Today, one of the PhD students at work successfully graduated. In following what is allegedly the French tradition, we held a "pot de départ" - essentially a potluck-esque gathering with food and drink. One of my fellow research students thoughtfully eyed an ambiguous looking breaded pastry before eating it...

Andy: How is it?

The artsy one: It's savory.

Andy: Now that's a word I don't use everyday...

The mean one: I know! Me neither.

The weird one: Really? What's the opposite of sweet then?

Andy: Bland? ...Salty?

The weird one: Savory means salty. What do you think savory means?

Andy: Tasty?

The mean one: Yeah, that's what I thought too.

Andy: Hmm... two versus two. Let's ask the smart one.

The smart one: Ask me what?

Andy: What does savory mean?

The smart one: Uh... tasty and not sweet?

Andy: See! We said tasty, they said salty.

The smart one: Savory can be salty but it can also be other things.

The artsy one: Well we said "not sweet."

The smart one: Yeah, I don't think that's a good way at looking at it.

[Insert evil, satisfied laughter here]

/ˈseɪvəri/ [sey-vuh-ree]

1. pleasant or agreeable in taste or smell: a savory aroma.
2. piquant: a savory jelly.
3. pleasing, attractive, or agreeable.

4. British. an aromatic, often spicy course or dish served either as an appetizer or as a dessert, as pickled fish or brandied fruit.


Jerry said...

so if there is "the mean one", "the smart one" and "the weird one", then what are you?

Since you are part of their group it is only fitting that you get a name too...maybe "the savory one"...?

a_ndy said...

LOL! "The savory one"... that's pretty good.

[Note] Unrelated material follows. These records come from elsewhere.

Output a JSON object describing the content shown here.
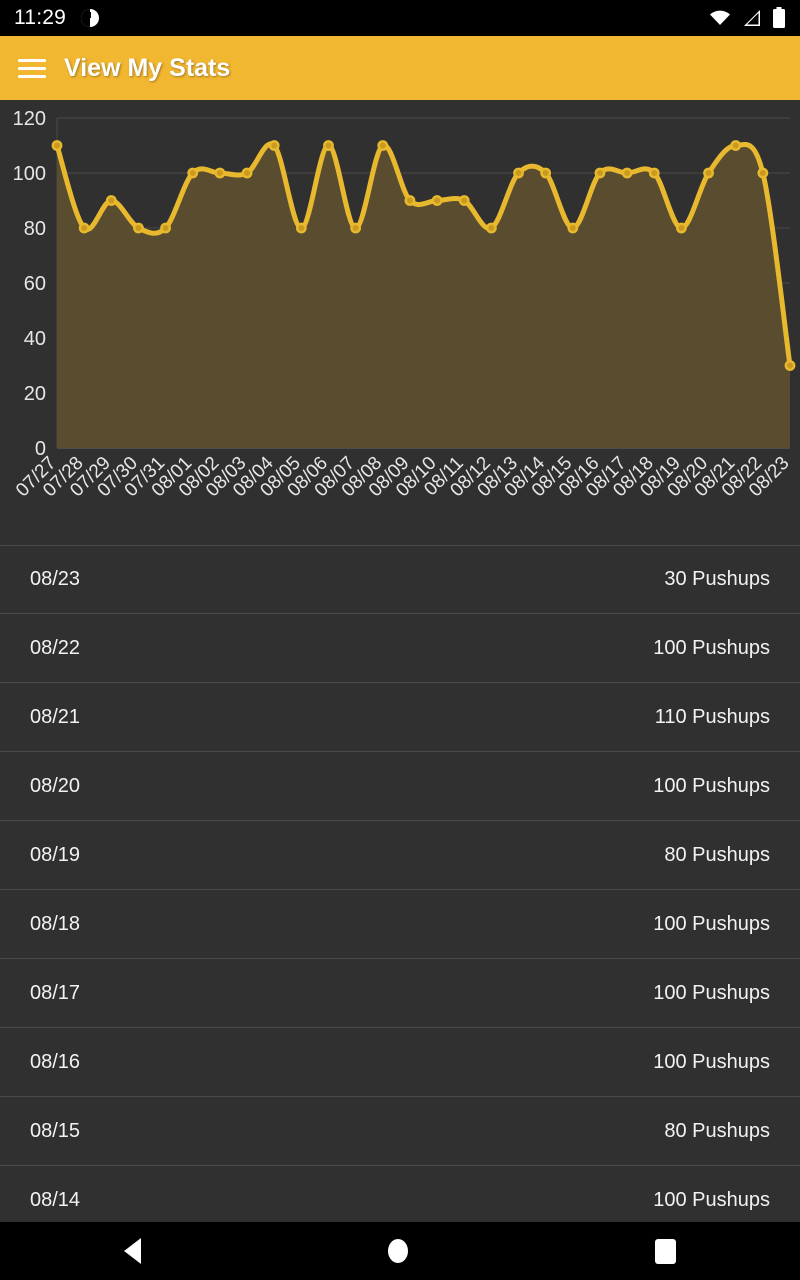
{
  "status_bar": {
    "time": "11:29",
    "icons": [
      "clock-icon",
      "wifi-icon",
      "cell-signal-icon",
      "battery-icon"
    ]
  },
  "app_bar": {
    "menu_icon": "hamburger-menu-icon",
    "title": "View My Stats",
    "background_color": "#F2B731"
  },
  "colors": {
    "accent": "#F2B731",
    "line": "#E8B92E",
    "area_fill": "#5A4C2E",
    "page_background": "#303030",
    "divider": "#4a4a4a",
    "text": "#f2f2f2"
  },
  "chart_data": {
    "type": "area",
    "title": "",
    "xlabel": "",
    "ylabel": "",
    "ylim": [
      0,
      120
    ],
    "yticks": [
      0,
      20,
      40,
      60,
      80,
      100,
      120
    ],
    "grid": true,
    "legend": "none",
    "line_color": "#E8B92E",
    "fill_color": "#5A4C2E",
    "categories": [
      "07/27",
      "07/28",
      "07/29",
      "07/30",
      "07/31",
      "08/01",
      "08/02",
      "08/03",
      "08/04",
      "08/05",
      "08/06",
      "08/07",
      "08/08",
      "08/09",
      "08/10",
      "08/11",
      "08/12",
      "08/13",
      "08/14",
      "08/15",
      "08/16",
      "08/17",
      "08/18",
      "08/19",
      "08/20",
      "08/21",
      "08/22",
      "08/23"
    ],
    "values": [
      110,
      80,
      90,
      80,
      80,
      100,
      100,
      100,
      110,
      80,
      110,
      80,
      110,
      90,
      90,
      90,
      80,
      100,
      100,
      80,
      100,
      100,
      100,
      80,
      100,
      110,
      100,
      30
    ]
  },
  "list": {
    "unit": "Pushups",
    "rows": [
      {
        "date": "08/23",
        "value": "30 Pushups"
      },
      {
        "date": "08/22",
        "value": "100 Pushups"
      },
      {
        "date": "08/21",
        "value": "110 Pushups"
      },
      {
        "date": "08/20",
        "value": "100 Pushups"
      },
      {
        "date": "08/19",
        "value": "80 Pushups"
      },
      {
        "date": "08/18",
        "value": "100 Pushups"
      },
      {
        "date": "08/17",
        "value": "100 Pushups"
      },
      {
        "date": "08/16",
        "value": "100 Pushups"
      },
      {
        "date": "08/15",
        "value": "80 Pushups"
      },
      {
        "date": "08/14",
        "value": "100 Pushups"
      }
    ]
  },
  "nav_bar": {
    "back_label": "Back",
    "home_label": "Home",
    "recents_label": "Recents"
  }
}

But probably, to be accurate I'd have to be "the stupid one" or "the slothful one." Besides, I already have a real nickname, like you, and it's Andy... not "the [insert adjective here] one."

eleasa said...

okay, this comment is rather late in coming, but i clicked across it from a more recent entry of yours.

i've come across this "savoury"/"savory" word in australia! it must be from a british origin. locals were very confounded with the fact that we in canada (or the USA i presume as well) don't have a word for the opposite of sweet! so they have a savory flavour of crackers & savory cakes for afternoon tea (aka afternoon snack) - which is a weird concept to me.

but the dichotomy of sweet & savoury now makes complete sense to me.